Opportunistic politicians test which way the wind is blowing to determine where to throw their support and which position will prove the safest and most productive in winning votes.
The ruling Liberals have found a comfortable pew in maligning the truckers as a minority fringe group that ended up in bed with a bunch of very bad people. Their refusal to meet with anyone representing the motley crew was originally popular but is weakening as the public demand—especially in Ottawa-- grows for action to end the blockade.
(It‘s tempting at this point to suggest it’s a tad rich for the local burgers to get excessively irate about the tawdry invasion when so many of them are public servants or otherwise feeding from the public purse with secure jobs and safely working at home---a far cry from truckers and other ordinary working stiffs who have lost jobs and incomes and small businesses by the millions during the pandemic.)
The protest so far has thankfully been a far cry from last year’s failed insurrection of the U.S. Capitol when demonstrators chose violence as their weapon to overthrow their government.
The truckers’ demonstration promised no violence but included a documented and signed plan by organizers that would amount to a peaceful takeover of the Canadian government. Our appointed Senate and the Governor General would usurp the authority of the elected government and cancel all vaccine mandates and other health restrictions.
This is pitiful, of course, and shows either the ineptitude and/or brazenness of the organizers. Our constitution does not make possible such a mad scheme.
As another indication of the demonstrations’ public support, millions of dollars continue to flow in from followers across the country and beyond.
It is no wonder that lawmakers are anxious to determine the source of these donations. Such data will provide a goldmine for political party fundraisers—especially for those to the right and extreme right of the spectrum.
Maxime Bernier, head of the alt-right Peoples Party of Canada (PPC), must be rubbing his hands at the sight of all those anti-government protesters and their cheque books. While he didn’t win any seats in the last federal election, there were 800,000 votes cast for his party and public support for the PPC has increased in recent months.
Ditto for Conservative Party of Canada(CPC) supporters who have a leadership contest on their hands and would love to have access to a data base of convoy supporters.

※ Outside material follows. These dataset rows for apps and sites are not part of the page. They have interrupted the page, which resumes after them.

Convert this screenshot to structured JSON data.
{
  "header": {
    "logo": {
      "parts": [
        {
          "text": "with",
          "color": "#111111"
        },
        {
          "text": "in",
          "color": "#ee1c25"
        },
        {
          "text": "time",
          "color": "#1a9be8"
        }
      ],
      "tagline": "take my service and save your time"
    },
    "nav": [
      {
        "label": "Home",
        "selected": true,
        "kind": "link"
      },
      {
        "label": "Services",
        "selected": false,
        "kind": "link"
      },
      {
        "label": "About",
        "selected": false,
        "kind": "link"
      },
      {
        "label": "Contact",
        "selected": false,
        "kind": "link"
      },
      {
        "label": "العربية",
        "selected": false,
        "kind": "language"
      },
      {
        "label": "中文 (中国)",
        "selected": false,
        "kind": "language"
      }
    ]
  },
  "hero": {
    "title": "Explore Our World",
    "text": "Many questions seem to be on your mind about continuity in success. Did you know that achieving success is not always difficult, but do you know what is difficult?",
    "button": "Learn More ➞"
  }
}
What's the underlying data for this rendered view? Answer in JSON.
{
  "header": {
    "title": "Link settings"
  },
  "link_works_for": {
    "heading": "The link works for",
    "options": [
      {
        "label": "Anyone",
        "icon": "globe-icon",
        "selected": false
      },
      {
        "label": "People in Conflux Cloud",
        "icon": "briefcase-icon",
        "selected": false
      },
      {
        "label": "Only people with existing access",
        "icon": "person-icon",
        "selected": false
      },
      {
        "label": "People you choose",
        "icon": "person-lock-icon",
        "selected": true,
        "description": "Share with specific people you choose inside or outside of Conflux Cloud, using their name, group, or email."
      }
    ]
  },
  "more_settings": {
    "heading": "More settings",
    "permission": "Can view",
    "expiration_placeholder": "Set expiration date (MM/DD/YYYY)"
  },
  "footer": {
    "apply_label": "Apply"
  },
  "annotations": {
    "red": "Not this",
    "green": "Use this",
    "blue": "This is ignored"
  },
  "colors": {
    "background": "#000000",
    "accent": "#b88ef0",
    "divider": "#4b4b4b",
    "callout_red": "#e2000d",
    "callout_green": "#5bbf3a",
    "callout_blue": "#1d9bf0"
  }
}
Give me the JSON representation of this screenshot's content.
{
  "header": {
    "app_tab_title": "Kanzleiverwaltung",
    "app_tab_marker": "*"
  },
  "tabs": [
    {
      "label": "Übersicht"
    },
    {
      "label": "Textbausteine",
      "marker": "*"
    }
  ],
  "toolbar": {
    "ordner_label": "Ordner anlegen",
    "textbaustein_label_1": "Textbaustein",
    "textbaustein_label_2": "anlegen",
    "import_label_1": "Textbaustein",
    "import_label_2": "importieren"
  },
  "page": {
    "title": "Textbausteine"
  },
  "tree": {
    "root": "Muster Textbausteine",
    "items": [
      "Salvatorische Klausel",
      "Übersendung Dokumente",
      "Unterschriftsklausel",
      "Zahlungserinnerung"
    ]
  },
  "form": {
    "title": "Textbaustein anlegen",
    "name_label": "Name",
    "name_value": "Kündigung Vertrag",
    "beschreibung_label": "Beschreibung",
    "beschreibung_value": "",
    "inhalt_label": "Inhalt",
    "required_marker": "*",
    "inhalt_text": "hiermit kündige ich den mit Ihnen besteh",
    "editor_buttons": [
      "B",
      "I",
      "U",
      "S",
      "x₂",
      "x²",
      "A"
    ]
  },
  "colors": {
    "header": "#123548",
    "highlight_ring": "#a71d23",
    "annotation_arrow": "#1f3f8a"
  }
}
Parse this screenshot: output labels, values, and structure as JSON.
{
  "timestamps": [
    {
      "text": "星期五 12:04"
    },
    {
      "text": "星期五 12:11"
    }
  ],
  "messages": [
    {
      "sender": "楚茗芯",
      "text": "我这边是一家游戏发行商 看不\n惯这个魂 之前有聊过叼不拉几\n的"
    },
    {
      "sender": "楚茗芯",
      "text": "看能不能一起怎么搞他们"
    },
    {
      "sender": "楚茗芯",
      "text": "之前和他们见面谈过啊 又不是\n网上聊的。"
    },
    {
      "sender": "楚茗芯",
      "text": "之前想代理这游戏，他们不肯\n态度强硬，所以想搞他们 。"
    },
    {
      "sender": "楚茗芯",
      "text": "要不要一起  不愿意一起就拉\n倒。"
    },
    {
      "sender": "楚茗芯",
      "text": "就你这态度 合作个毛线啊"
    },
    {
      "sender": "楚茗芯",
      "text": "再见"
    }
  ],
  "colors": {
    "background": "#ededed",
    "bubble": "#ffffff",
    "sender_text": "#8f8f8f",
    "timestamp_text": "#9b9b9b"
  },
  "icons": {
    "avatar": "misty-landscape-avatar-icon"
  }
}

The outcome of the CPC leadership race could be determined by the candidates’ ability to tap into such a resource. Sadly, it would not be the first time that moderate candidates are beaten by the one who can win the alt-right support among delegates.
Meanwhile, all parties and voters need to take stock of what the current demonstrations have shown us as a measure of mistrust of our institutions, the outright lack of trust and the hatred that exists for many of our politicians, the depth of anger and frustration among voters of all ages and backgrounds and the danger of extremists and their links with powerful forces outside of Canada.
Unfortunately, Canada is not in a very good place at the moment.
We need strong, courageous leadership and we need it now.
-- Photo via CTV News